(HOW TO COMPLETE THIS TASK)
In how many lines of the records below does the word "Project" appear? Answer with the number alone.

BEGIN SUPPLIED RECORDS

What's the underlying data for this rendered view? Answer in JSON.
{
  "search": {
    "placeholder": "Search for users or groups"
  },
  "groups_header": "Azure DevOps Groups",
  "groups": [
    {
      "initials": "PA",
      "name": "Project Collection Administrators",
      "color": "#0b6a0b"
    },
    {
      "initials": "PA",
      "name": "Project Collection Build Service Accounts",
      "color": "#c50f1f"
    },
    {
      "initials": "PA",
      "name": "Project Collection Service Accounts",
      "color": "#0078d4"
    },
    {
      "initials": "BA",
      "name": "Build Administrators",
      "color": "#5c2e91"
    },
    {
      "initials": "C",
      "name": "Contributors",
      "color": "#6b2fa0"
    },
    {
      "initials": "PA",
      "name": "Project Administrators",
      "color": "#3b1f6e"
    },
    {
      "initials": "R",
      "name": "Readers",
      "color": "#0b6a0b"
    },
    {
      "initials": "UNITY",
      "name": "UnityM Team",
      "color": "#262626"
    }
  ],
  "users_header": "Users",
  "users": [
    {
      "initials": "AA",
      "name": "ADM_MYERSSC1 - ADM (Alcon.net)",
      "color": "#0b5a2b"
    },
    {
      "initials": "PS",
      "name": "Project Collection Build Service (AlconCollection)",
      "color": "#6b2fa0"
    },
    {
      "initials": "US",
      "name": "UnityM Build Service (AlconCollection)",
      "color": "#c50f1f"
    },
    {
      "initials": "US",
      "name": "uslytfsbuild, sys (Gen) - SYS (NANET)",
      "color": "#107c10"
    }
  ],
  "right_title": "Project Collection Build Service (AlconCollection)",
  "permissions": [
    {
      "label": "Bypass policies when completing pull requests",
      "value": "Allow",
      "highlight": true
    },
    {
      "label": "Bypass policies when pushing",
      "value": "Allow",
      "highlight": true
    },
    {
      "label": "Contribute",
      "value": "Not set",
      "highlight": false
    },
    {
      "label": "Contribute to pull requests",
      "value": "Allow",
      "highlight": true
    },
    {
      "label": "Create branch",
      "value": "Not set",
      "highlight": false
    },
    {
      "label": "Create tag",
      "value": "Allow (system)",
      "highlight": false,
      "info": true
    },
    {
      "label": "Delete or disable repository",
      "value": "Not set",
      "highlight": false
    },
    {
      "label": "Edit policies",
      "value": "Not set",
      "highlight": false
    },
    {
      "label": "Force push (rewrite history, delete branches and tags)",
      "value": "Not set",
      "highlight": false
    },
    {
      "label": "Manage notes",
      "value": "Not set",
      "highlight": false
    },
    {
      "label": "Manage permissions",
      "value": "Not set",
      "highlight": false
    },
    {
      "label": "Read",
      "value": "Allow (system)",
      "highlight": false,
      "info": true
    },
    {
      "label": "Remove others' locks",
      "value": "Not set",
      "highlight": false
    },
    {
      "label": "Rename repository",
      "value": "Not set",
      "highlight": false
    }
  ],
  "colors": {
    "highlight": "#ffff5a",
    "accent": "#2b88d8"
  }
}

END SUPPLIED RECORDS

(ANSWER SPACE)
6